**Provided data**:

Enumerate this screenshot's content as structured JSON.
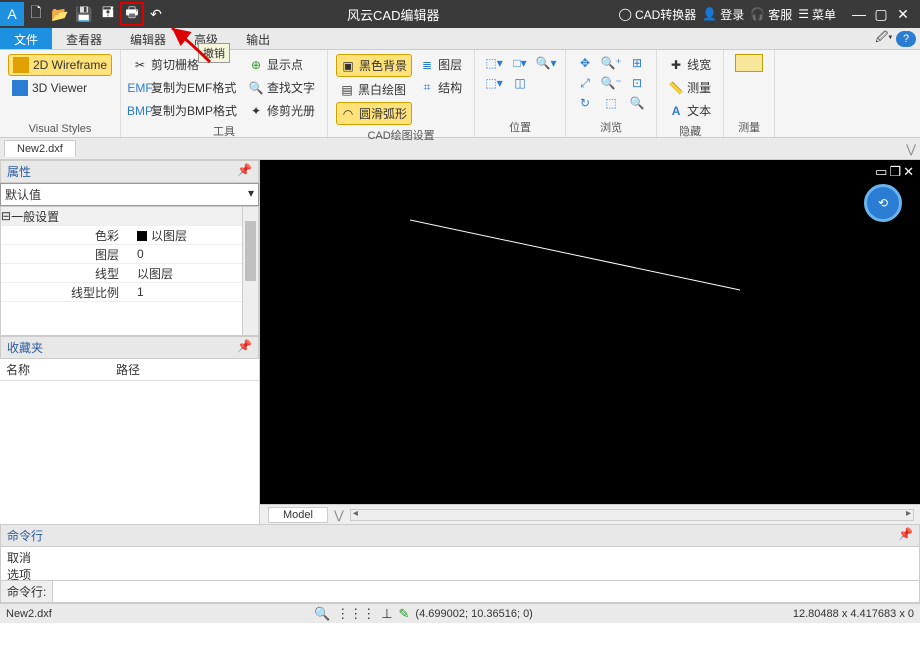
{
  "app": {
    "title": "风云CAD编辑器"
  },
  "titlebar_right": {
    "converter": "CAD转换器",
    "login": "登录",
    "support": "客服",
    "menu": "菜单"
  },
  "tabs": {
    "file": "文件",
    "viewer": "查看器",
    "editor": "编辑器",
    "advanced": "高级",
    "output": "输出",
    "tooltip": "撤销"
  },
  "ribbon": {
    "visual_styles": {
      "wireframe2d": "2D Wireframe",
      "viewer3d": "3D Viewer",
      "label": "Visual Styles"
    },
    "tools": {
      "cut": "剪切栅格",
      "copy_emf": "复制为EMF格式",
      "copy_bmp": "复制为BMP格式",
      "show_point": "显示点",
      "find_text": "查找文字",
      "trim_aura": "修剪光册",
      "label": "工具"
    },
    "cad_settings": {
      "black_bg": "黑色背景",
      "bw_draw": "黑白绘图",
      "smooth_arc": "圆滑弧形",
      "layers": "图层",
      "structure": "结构",
      "label": "CAD绘图设置"
    },
    "position": {
      "label": "位置"
    },
    "browse": {
      "label": "浏览"
    },
    "hide": {
      "linewidth": "线宽",
      "measure_sm": "测量",
      "text": "文本",
      "label": "隐藏"
    },
    "measure": {
      "big": "测量"
    }
  },
  "document": {
    "tab": "New2.dxf"
  },
  "properties": {
    "title": "属性",
    "combo": "默认值",
    "group_general": "一般设置",
    "rows": {
      "color_k": "色彩",
      "color_v": "以图层",
      "layer_k": "图层",
      "layer_v": "0",
      "linetype_k": "线型",
      "linetype_v": "以图层",
      "ltscale_k": "线型比例",
      "ltscale_v": "1"
    }
  },
  "favorites": {
    "title": "收藏夹",
    "col_name": "名称",
    "col_path": "路径"
  },
  "viewport": {
    "model_tab": "Model"
  },
  "command": {
    "title": "命令行",
    "log1": "取消",
    "log2": "选项",
    "prompt": "命令行:"
  },
  "status": {
    "file": "New2.dxf",
    "coords": "(4.699002; 10.36516; 0)",
    "dims": "12.80488 x 4.417683 x 0"
  }
}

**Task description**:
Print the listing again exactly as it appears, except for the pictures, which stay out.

**Response for this exercise**:
Enumerate this screenshot's content as structured JSON.
{
  "app": {
    "title": "风云CAD编辑器"
  },
  "titlebar_right": {
    "converter": "CAD转换器",
    "login": "登录",
    "support": "客服",
    "menu": "菜单"
  },
  "tabs": {
    "file": "文件",
    "viewer": "查看器",
    "editor": "编辑器",
    "advanced": "高级",
    "output": "输出",
    "tooltip": "撤销"
  },
  "ribbon": {
    "visual_styles": {
      "wireframe2d": "2D Wireframe",
      "viewer3d": "3D Viewer",
      "label": "Visual Styles"
    },
    "tools": {
      "cut": "剪切栅格",
      "copy_emf": "复制为EMF格式",
      "copy_bmp": "复制为BMP格式",
      "show_point": "显示点",
      "find_text": "查找文字",
      "trim_aura": "修剪光册",
      "label": "工具"
    },
    "cad_settings": {
      "black_bg": "黑色背景",
      "bw_draw": "黑白绘图",
      "smooth_arc": "圆滑弧形",
      "layers": "图层",
      "structure": "结构",
      "label": "CAD绘图设置"
    },
    "position": {
      "label": "位置"
    },
    "browse": {
      "label": "浏览"
    },
    "hide": {
      "linewidth": "线宽",
      "measure_sm": "测量",
      "text": "文本",
      "label": "隐藏"
    },
    "measure": {
      "big": "测量"
    }
  },
  "document": {
    "tab": "New2.dxf"
  },
  "properties": {
    "title": "属性",
    "combo": "默认值",
    "group_general": "一般设置",
    "rows": {
      "color_k": "色彩",
      "color_v": "以图层",
      "layer_k": "图层",
      "layer_v": "0",
      "linetype_k": "线型",
      "linetype_v": "以图层",
      "ltscale_k": "线型比例",
      "ltscale_v": "1"
    }
  },
  "favorites": {
    "title": "收藏夹",
    "col_name": "名称",
    "col_path": "路径"
  },
  "viewport": {
    "model_tab": "Model"
  },
  "command": {
    "title": "命令行",
    "log1": "取消",
    "log2": "选项",
    "prompt": "命令行:"
  },
  "status": {
    "file": "New2.dxf",
    "coords": "(4.699002; 10.36516; 0)",
    "dims": "12.80488 x 4.417683 x 0"
  }
}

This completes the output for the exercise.